→ Exercise:
Pull from the data below each line where the word "title" occurs, and copy it.

• • •

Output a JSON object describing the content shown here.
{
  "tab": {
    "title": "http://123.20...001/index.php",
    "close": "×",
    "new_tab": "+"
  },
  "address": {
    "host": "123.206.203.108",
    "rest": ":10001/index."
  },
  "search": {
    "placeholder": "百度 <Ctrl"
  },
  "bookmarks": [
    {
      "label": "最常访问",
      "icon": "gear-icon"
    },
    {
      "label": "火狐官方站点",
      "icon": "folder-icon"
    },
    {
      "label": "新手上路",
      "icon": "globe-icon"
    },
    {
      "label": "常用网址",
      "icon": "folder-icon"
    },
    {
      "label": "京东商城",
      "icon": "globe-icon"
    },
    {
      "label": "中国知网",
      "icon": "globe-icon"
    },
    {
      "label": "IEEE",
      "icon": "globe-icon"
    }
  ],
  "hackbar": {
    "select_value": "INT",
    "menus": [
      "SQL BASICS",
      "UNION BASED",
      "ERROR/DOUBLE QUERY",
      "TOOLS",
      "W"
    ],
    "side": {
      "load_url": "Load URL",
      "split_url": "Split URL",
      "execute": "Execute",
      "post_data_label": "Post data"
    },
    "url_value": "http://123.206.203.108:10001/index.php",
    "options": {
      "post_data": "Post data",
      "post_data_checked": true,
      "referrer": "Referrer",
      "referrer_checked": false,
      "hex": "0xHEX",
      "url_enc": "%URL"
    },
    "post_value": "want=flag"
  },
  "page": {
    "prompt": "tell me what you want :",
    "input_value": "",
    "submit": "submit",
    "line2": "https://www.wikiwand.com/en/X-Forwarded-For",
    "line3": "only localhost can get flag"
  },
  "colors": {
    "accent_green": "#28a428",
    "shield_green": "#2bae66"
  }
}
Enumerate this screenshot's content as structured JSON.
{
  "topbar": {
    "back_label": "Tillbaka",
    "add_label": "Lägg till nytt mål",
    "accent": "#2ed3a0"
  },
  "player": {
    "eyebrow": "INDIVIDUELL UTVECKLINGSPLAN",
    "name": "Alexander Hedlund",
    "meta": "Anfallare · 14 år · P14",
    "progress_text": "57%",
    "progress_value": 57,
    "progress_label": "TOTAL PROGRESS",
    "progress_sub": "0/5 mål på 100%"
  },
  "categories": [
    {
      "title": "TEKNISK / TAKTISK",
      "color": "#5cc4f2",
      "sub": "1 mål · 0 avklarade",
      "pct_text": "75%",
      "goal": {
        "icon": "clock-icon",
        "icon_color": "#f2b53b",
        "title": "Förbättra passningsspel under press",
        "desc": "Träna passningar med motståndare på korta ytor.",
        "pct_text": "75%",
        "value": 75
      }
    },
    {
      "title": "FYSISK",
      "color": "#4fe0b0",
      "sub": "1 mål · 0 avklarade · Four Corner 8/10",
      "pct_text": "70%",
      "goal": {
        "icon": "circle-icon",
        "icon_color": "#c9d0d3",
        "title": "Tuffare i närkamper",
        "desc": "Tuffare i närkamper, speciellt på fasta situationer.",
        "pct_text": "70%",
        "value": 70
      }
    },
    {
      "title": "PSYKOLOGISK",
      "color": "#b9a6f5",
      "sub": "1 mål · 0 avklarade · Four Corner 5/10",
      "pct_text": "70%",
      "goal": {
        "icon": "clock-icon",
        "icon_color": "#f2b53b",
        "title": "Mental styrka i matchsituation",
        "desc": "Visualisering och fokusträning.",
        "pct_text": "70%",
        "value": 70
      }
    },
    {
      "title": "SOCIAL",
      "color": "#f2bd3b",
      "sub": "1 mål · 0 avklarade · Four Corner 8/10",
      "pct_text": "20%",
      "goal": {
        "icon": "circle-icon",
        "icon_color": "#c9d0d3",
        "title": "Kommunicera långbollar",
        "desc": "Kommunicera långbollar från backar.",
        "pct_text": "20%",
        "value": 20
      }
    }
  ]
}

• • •

→ Written reply:
    "title": "http://123.20...001/index.php",
      "title": "TEKNISK / TAKTISK",
        "title": "Förbättra passningsspel under press",
      "title": "FYSISK",
        "title": "Tuffare i närkamper",
      "title": "PSYKOLOGISK",
        "title": "Mental styrka i matchsituation",
      "title": "SOCIAL",
        "title": "Kommunicera långbollar",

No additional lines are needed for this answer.